** Data section follows **

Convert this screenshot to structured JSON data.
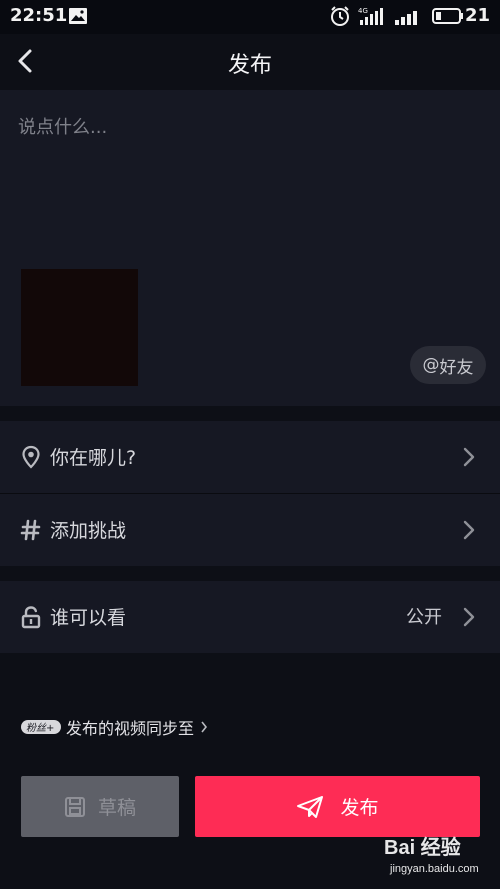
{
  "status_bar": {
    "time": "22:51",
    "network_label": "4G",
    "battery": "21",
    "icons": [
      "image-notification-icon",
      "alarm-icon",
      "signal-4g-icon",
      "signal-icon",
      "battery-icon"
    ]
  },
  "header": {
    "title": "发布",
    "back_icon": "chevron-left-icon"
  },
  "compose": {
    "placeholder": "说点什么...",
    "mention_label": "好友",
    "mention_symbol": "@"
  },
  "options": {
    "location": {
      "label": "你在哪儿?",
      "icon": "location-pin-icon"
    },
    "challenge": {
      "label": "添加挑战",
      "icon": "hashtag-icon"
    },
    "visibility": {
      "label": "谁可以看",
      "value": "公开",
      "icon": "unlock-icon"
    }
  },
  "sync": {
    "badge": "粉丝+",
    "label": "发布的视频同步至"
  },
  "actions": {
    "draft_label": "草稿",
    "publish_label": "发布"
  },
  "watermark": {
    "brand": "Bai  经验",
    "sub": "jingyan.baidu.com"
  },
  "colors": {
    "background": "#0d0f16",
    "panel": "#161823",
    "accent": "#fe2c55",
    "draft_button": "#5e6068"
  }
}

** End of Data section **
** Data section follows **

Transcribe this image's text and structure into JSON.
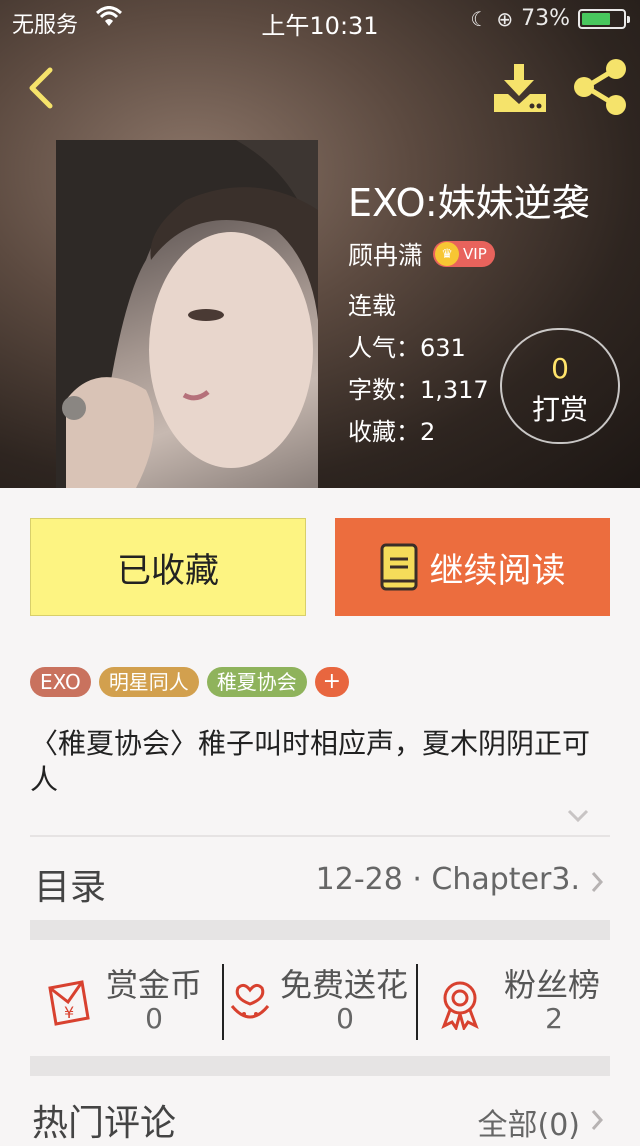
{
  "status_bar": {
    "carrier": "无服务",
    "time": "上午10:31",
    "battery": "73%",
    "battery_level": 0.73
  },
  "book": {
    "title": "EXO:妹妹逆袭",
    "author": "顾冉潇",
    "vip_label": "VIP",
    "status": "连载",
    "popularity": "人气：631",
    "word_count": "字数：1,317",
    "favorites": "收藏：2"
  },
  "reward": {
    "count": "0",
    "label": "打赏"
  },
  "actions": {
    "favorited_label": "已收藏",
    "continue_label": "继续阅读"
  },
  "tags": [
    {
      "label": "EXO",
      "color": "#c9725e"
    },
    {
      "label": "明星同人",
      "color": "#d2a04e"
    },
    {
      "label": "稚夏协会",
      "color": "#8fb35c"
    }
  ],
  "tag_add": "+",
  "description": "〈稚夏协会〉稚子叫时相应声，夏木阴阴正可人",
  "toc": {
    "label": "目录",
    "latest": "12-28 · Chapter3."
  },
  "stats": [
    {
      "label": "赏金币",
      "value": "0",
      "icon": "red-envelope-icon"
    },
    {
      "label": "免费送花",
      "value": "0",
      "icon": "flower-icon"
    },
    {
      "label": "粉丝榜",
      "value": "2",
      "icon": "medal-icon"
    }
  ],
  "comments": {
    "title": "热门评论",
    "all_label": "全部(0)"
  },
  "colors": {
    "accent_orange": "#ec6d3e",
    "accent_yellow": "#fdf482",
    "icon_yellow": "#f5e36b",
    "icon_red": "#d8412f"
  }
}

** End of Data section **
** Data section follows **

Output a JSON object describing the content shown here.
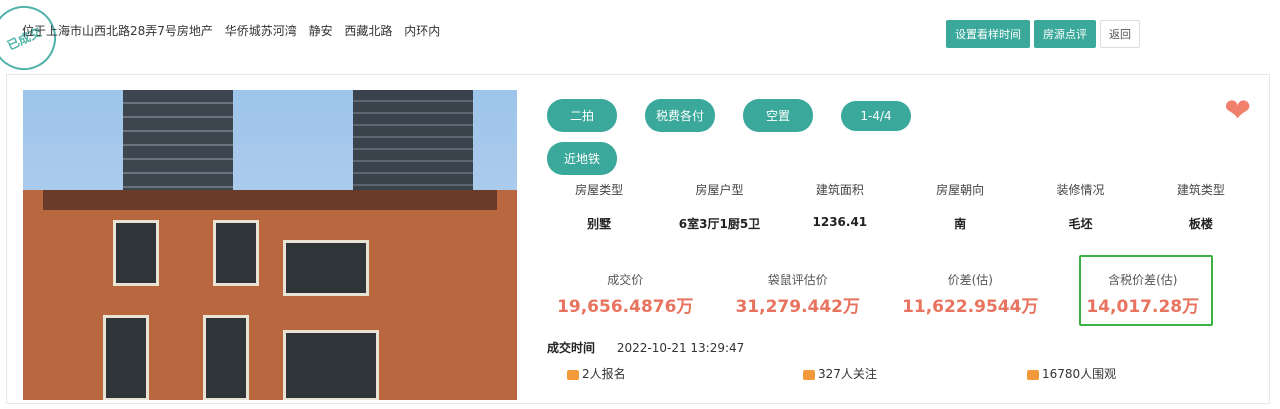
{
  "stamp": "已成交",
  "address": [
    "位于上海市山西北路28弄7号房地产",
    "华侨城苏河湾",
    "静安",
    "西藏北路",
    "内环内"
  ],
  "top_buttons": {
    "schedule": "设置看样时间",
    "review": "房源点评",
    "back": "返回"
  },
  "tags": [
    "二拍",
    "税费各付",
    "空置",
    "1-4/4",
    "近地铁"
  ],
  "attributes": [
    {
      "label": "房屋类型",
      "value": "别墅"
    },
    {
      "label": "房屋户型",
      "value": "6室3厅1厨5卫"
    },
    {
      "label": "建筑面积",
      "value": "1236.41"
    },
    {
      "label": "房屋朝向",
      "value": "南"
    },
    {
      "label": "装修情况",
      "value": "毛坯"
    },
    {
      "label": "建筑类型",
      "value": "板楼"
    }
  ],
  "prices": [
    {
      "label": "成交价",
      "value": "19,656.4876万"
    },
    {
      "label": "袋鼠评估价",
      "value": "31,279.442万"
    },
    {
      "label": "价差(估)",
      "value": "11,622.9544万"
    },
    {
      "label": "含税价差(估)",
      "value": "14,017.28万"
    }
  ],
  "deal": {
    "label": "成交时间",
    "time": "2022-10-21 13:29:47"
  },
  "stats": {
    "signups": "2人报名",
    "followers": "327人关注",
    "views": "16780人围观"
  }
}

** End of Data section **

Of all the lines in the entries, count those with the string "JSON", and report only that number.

- Problem solution -
3